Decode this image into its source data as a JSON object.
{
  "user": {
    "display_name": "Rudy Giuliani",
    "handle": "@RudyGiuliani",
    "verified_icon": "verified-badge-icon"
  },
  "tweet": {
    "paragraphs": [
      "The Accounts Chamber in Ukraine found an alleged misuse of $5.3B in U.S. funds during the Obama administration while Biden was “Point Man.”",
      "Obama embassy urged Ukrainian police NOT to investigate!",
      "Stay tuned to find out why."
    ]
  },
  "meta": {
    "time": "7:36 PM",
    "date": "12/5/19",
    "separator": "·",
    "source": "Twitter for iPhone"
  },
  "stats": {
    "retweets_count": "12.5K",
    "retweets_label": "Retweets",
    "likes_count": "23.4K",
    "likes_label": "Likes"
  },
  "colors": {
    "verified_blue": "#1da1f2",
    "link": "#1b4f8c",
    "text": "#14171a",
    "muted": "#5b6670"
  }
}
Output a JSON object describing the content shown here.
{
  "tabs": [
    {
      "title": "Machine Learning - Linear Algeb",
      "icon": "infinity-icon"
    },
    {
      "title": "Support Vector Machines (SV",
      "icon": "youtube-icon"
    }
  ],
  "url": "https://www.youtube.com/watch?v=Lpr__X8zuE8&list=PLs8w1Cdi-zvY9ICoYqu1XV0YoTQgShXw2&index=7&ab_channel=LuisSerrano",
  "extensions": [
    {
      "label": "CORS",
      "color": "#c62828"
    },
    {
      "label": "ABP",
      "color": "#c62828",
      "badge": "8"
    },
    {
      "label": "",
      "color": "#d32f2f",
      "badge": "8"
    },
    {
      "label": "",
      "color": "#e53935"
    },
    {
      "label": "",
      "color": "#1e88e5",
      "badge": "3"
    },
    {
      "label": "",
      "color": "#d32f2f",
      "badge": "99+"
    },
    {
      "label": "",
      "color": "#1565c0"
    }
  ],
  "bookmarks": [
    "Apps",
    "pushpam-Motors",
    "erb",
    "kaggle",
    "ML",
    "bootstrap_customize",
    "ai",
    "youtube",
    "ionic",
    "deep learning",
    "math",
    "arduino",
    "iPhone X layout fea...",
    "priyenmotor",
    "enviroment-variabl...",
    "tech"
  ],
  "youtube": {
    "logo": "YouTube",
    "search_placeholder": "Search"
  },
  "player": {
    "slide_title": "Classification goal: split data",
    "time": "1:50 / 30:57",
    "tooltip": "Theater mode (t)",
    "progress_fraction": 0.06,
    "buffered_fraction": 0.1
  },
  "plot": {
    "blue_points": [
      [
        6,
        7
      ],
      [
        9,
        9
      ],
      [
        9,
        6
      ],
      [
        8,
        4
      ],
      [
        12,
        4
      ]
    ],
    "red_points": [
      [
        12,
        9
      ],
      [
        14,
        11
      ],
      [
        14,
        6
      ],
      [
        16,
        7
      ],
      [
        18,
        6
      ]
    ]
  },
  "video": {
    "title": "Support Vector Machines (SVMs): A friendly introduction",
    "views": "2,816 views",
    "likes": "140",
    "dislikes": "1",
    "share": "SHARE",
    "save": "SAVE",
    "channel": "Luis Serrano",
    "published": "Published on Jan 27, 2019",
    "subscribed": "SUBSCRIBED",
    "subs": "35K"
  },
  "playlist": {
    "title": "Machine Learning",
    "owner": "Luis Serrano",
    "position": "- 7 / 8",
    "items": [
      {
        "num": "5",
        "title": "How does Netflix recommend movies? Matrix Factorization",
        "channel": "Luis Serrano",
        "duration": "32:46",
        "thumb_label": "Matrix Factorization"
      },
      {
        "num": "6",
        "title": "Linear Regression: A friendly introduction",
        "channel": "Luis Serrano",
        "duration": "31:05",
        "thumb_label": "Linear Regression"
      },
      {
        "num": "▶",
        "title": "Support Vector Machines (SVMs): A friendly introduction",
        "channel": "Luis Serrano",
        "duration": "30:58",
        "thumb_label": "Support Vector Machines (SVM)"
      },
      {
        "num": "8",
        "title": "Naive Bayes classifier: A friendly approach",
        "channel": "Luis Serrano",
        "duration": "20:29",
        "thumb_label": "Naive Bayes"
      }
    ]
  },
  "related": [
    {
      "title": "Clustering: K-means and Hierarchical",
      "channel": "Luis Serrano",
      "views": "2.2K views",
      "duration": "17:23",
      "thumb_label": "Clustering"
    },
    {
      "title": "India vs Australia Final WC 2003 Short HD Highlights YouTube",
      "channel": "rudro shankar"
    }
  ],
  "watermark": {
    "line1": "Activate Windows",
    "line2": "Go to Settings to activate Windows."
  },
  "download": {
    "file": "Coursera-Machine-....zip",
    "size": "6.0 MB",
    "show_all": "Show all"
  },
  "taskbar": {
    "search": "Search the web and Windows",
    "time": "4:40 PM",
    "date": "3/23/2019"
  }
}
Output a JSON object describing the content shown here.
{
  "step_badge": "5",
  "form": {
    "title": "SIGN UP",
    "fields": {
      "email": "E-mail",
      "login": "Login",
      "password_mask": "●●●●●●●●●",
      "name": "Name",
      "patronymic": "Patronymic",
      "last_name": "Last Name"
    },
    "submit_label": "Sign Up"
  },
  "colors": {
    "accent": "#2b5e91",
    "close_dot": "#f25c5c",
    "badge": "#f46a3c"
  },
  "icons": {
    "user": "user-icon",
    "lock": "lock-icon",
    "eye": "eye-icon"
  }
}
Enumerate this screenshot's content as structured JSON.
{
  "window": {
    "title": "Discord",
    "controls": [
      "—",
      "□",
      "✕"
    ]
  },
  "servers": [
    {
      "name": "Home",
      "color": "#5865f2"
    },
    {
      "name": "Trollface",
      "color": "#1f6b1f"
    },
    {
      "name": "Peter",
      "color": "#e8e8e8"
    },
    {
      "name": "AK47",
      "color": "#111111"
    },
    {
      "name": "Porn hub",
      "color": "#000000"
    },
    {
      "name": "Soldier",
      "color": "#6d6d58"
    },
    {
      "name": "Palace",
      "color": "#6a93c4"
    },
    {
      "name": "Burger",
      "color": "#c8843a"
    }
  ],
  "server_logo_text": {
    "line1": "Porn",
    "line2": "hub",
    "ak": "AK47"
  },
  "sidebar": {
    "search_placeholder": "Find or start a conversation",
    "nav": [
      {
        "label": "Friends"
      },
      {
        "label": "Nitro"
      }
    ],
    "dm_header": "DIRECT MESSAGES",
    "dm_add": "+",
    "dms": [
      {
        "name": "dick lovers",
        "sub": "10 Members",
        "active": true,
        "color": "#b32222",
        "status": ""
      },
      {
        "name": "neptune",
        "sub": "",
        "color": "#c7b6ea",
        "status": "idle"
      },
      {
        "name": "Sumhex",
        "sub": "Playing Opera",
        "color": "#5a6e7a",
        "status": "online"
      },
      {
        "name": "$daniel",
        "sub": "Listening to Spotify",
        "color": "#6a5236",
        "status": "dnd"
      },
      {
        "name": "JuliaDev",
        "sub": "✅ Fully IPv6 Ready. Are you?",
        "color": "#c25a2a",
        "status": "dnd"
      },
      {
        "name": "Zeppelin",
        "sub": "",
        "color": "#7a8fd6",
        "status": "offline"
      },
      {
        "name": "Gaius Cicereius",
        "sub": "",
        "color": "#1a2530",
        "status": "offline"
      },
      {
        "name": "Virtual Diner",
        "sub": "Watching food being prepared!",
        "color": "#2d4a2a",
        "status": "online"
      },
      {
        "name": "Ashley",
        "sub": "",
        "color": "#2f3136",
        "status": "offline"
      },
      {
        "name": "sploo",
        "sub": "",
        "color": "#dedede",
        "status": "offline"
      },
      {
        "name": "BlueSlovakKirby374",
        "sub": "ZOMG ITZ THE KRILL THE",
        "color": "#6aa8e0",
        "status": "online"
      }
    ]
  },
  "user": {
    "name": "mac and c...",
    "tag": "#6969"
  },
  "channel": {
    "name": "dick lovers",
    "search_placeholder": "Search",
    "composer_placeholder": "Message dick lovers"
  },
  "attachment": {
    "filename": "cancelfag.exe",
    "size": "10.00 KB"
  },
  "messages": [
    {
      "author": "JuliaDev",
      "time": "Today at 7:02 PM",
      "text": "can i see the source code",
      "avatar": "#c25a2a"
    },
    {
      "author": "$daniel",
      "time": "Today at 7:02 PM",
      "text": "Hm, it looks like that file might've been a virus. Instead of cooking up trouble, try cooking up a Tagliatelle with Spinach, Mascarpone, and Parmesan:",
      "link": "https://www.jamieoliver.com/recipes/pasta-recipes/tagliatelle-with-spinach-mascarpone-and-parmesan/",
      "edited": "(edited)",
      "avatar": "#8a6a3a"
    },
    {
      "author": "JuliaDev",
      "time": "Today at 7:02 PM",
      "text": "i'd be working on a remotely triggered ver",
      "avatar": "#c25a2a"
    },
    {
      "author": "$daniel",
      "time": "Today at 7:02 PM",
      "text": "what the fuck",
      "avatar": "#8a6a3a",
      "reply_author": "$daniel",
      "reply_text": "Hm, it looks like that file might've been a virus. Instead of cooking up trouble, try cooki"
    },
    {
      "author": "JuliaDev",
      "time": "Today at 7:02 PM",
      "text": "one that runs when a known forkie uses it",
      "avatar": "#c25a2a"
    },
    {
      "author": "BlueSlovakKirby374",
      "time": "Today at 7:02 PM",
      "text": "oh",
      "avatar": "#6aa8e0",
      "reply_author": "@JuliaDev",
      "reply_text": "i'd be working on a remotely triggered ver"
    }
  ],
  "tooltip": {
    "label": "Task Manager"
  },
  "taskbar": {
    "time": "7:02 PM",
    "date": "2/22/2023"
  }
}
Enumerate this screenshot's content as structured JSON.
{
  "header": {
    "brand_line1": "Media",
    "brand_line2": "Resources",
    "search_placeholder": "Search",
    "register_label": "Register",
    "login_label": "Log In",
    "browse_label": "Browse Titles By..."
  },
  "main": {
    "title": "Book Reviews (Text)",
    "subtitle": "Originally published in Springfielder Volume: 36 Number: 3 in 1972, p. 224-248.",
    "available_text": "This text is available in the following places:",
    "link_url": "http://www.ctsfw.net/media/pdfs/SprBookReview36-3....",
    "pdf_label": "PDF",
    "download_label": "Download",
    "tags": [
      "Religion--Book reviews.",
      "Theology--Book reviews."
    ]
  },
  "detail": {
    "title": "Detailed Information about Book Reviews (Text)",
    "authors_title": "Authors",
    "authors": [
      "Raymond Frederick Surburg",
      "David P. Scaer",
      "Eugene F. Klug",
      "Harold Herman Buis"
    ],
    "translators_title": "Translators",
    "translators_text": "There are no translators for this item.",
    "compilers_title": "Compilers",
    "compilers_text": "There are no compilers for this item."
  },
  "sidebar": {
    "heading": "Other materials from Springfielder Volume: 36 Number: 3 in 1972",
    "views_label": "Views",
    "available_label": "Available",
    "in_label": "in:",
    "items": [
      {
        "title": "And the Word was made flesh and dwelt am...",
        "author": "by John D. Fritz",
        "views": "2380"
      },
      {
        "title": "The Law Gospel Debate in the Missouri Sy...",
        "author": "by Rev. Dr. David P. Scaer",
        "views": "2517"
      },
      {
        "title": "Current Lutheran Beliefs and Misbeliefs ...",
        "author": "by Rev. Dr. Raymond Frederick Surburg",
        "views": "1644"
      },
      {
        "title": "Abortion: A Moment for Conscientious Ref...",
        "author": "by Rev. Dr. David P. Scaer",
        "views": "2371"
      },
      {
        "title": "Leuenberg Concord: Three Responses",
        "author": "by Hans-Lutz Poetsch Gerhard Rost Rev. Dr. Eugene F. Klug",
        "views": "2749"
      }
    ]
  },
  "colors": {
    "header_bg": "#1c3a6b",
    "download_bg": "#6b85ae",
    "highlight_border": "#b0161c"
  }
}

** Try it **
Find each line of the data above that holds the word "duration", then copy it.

** Output of the exercise **
        "duration": "32:46",
        "duration": "31:05",
        "duration": "30:58",
        "duration": "20:29",
      "duration": "17:23",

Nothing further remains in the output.